Handbook of Exercises for Language Processing
A skilled progression of activities builds language processing in clients, helping them communicate at
deeper levels and with more preciseness.
- Improve word retrieval and ease of expression
- Answer wh- questions
- Use grammatically correct sentences
Written in the best-selling format of the HELP series, these lessons are widely-recognized for their:
- high quality, timeless content
- appeal to a broad age-range
- application to a wide scope of developmental and acquired language disorders
- goal-driven activities
- gradual increase in complexity within and between activities
Clients learn to:
- use associations and categories to recall words
- discriminate question types
- answer questions
- use correct grammar
The activities develop language processing in four general areas:
Specific Word Finding
- phrase completion for verbs, nouns, and prepositions
- sentence completion for nouns
- completion of common sayings and proverbs

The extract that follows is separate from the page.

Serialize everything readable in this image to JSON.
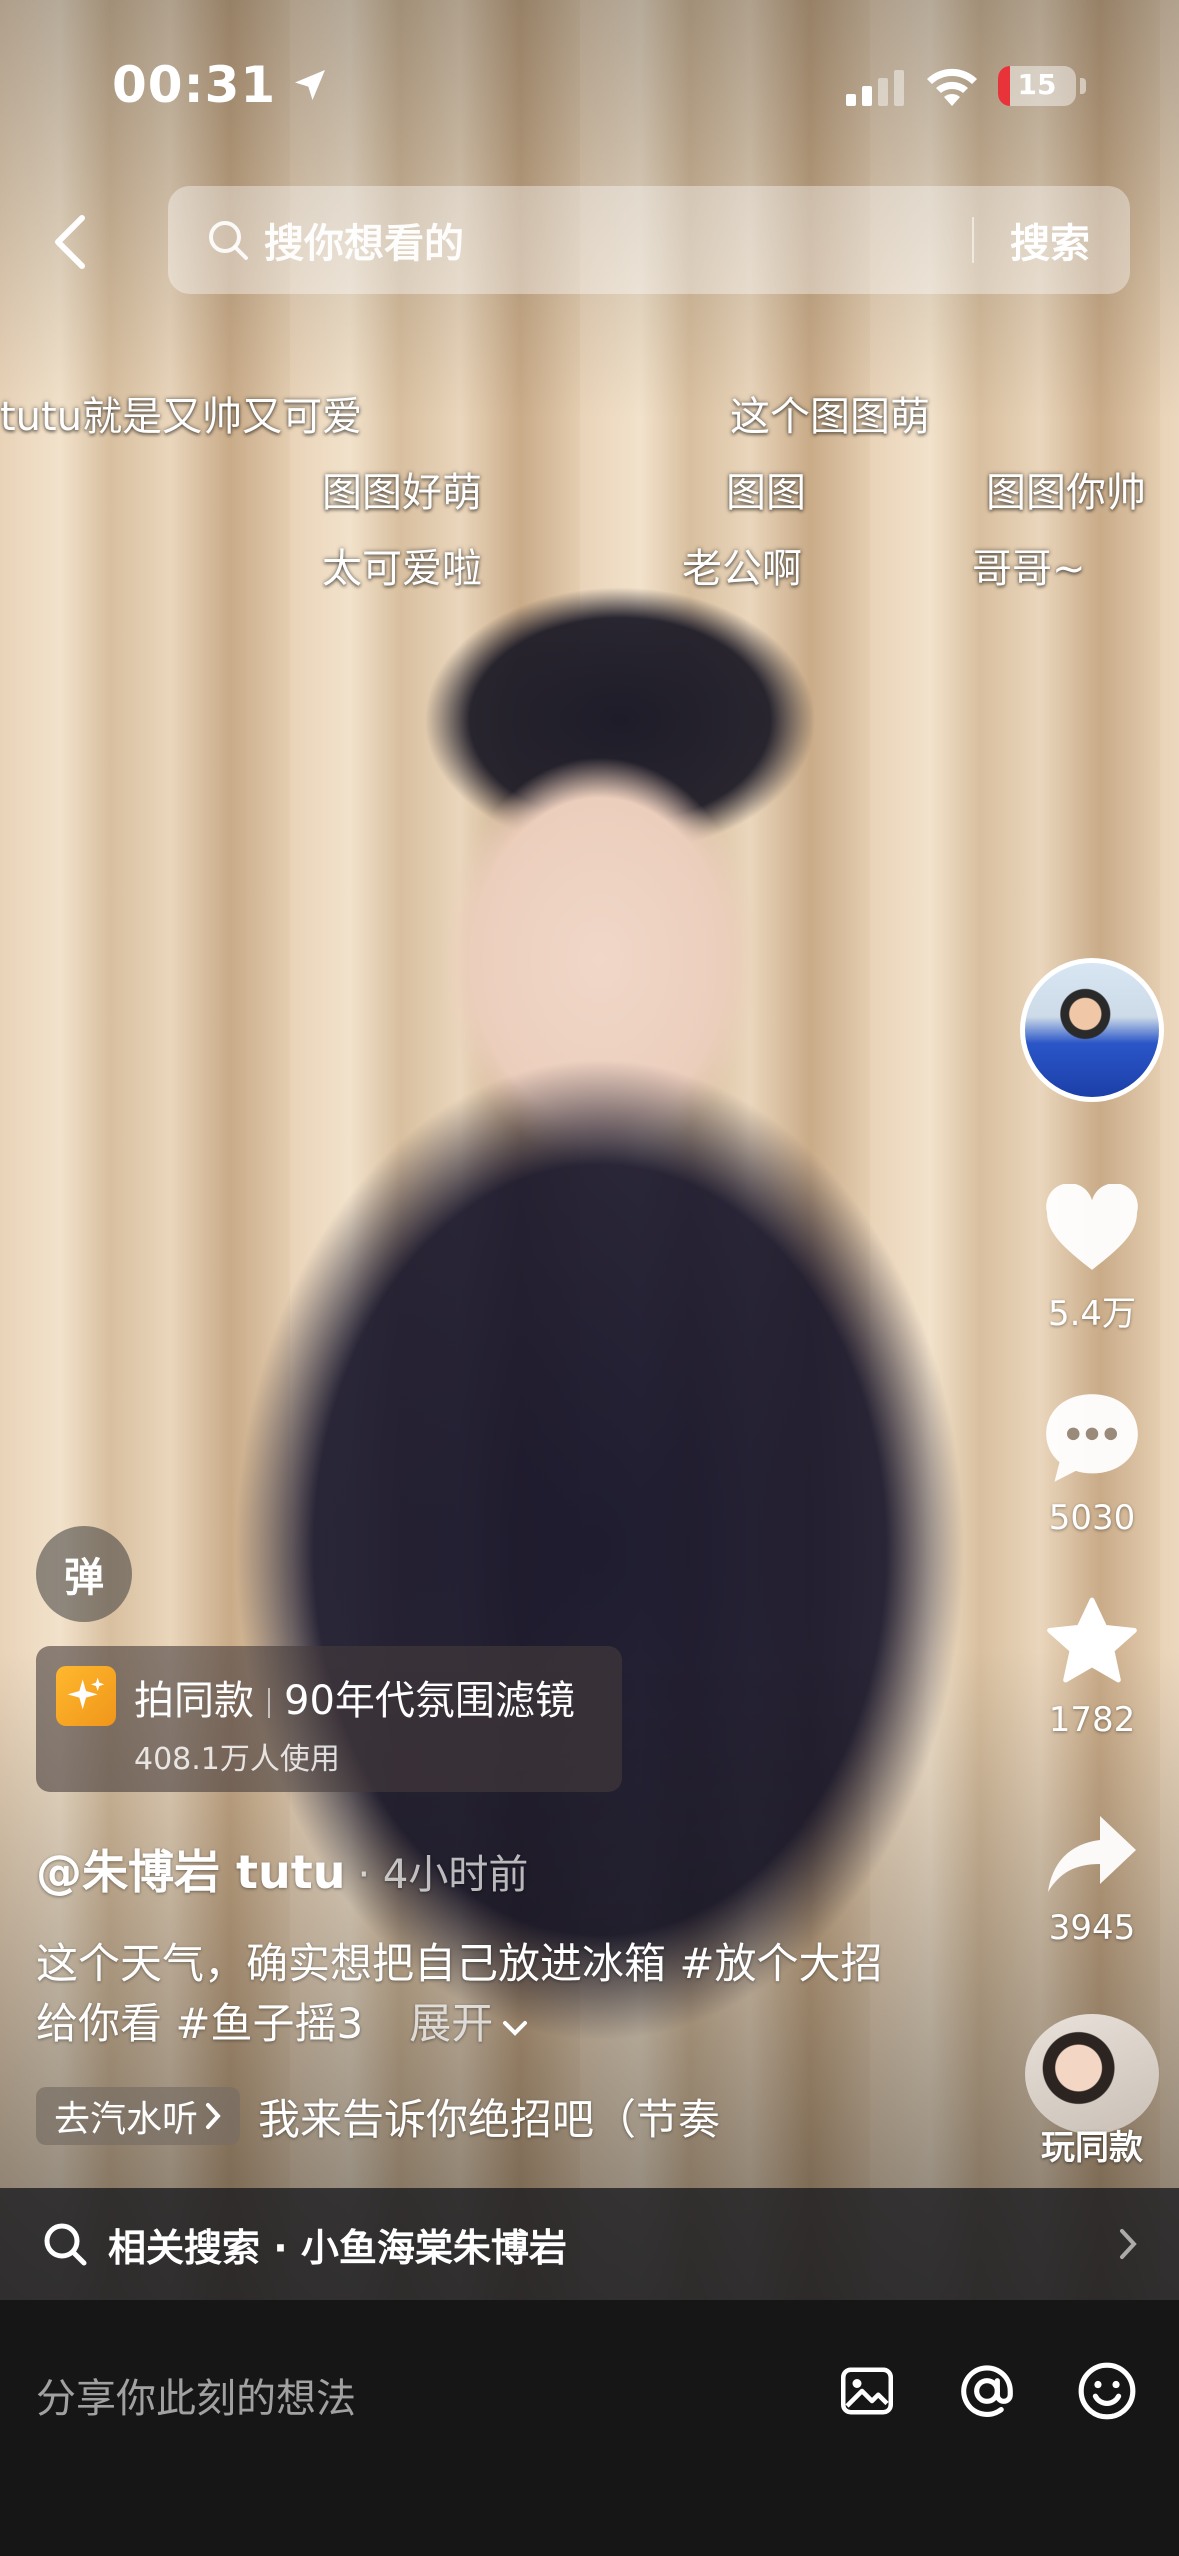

- name items in categories
- label categories
- exclude items from categories
- answer wh- and how questions
- contrast wh- question types
- choose correct grammar forms
- supply correct grammar forms
- form grammatically correct sentences
You may purchase HELP 2 individually or as part of a 5-Book Set. The 5-Book Set consists of:
Copyright © 1987
The HELP books are all superior products that go the extra mile to help children with special needs. Thank you!
Mary Fratianni, Special Needs Coordinator
Port Jefferson Station, NY
- Communication is a fundamental human need. Meeting this need by facilitating and enhancing communication in any form can be vital to a client's well-being (NSA, 2005).
- Intervention for word finding should include retrieval strategies, word finding accommodations, and patient self-awareness (German, 2009).
- Therapy should include tasks that focus on semantic processing, including semantic cueing of spoken output, semantic judgments, and categorization (Taylor-Goh, 2005).
- Asking wh- questions is a common method of teaching. Difficulty answering wh- questions affects a child academically, linguistically, and socially (Parnell, Amerman, & Hartin, 1986).
- A study by Feng and Powers (2005) found that grammatical mini-lessons targeting students' error patterns resulted in improved short- and long-term accuracy.
HELP 2 Handbook of Exercises for Language Processing incorporates these principles and is also based on expert professional practice that is functionally based.
Feng, S., & Powers, K. (2005). The short- and long-term effect of explicit grammar instruction on fifth graders' writing. Reading Improvement, 42(2), 67-72.
German, D.J. (2009). Child word finding: Student voices enlighten us. ASHA Leader, 14(2), 10-13.
National Stroke Association (NSA). (2005). Clinical guidelines for stroke rehabilitation and recovery. Retrieved September 30, 2009, from www.nhmrc.gov.au/PUBLICATIONS/synopses/cp105syn.htm
Parnell, M.M., Amerman, J.D., & Hartin, R.D. (1986). Responses of language-disordered children to wh- questions. Language, Speech, and Hearing Services in Schools, 17, 95-106.
Taylor-Goh, S. (2005). Royal college of speech & language therapists: Clinical guidelines. United Kingdom: Speechmark.